Op-ed: A Texas price-gouging law is backfiring

Professor Michael Giberson, of Texas Tech University and CGO Undergraduate Research Fellow Halea Walker explain the negative effects of Texas’s emergency price gouging law and the perverse incentives it creates.

Op-ed: Moratorium on soda taxes puts California on the right track

Professor William F. Shughart II and Josh T. Smith write that data suggests soda taxes are not an effective way to inspire healthy behavior, they merely increase the cost of soda. California enacted a law banning future taxes on soda.

Op-ed: The risk of risk aversion at the Federal Aviation Administration

The Federal Aviation Administration’s main objective is to mitigate risk. This mentality, argues CGO Senior Director of Strategy and Research Christopher Koopman, can inhibit innovative thinking. For the U.S. to regain its place as an aviation innovator the FAA needs to accept innovative ideas and approaches that, in some cases, are accepting of risk.

Op-ed: Replacements for plastic straws have their own problems

Various bans on plastic straws are backed by good intentions, yet, these efforts could be tailored to better causes. Alternatives to plastic straws can have larger environmental footprints than their plastic counterparts and usually have much higher costs. Meaningful policy changes will only come as private businesses incentivize individuals to change their plastic consumption and disposal habits, not from increasing the regulation around the use of straws.

Op-ed: ESA and Cooperative Conservation in the West

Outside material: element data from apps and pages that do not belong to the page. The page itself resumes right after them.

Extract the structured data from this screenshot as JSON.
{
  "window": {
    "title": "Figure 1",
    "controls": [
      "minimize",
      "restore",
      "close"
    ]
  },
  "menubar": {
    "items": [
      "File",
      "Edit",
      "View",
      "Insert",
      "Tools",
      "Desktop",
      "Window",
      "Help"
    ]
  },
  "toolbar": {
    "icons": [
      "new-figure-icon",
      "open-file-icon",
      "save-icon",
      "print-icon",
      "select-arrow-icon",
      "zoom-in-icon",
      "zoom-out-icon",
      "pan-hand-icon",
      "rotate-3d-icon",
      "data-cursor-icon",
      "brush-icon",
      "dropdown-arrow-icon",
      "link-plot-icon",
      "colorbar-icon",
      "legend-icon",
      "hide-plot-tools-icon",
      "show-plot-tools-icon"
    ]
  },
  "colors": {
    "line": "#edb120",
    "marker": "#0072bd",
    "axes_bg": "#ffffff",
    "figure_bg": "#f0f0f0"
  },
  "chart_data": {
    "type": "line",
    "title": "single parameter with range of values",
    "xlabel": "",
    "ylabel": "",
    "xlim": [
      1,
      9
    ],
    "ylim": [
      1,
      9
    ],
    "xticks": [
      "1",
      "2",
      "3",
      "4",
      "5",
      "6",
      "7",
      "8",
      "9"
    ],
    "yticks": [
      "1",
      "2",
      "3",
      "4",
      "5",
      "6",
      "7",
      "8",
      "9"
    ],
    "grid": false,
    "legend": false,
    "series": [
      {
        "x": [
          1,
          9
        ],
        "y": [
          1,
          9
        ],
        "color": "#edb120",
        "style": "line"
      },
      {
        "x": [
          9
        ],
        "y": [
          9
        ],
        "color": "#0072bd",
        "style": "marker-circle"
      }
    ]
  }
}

The Congressional Western Caucus introduced 9 bills in July that shift endangered species conservation to a different, more bottom-up approach. These bills increase information sharing between individuals, tribes, local governments, and private organizations. They also allow for local and state government programs to “take the lead” on conservation efforts.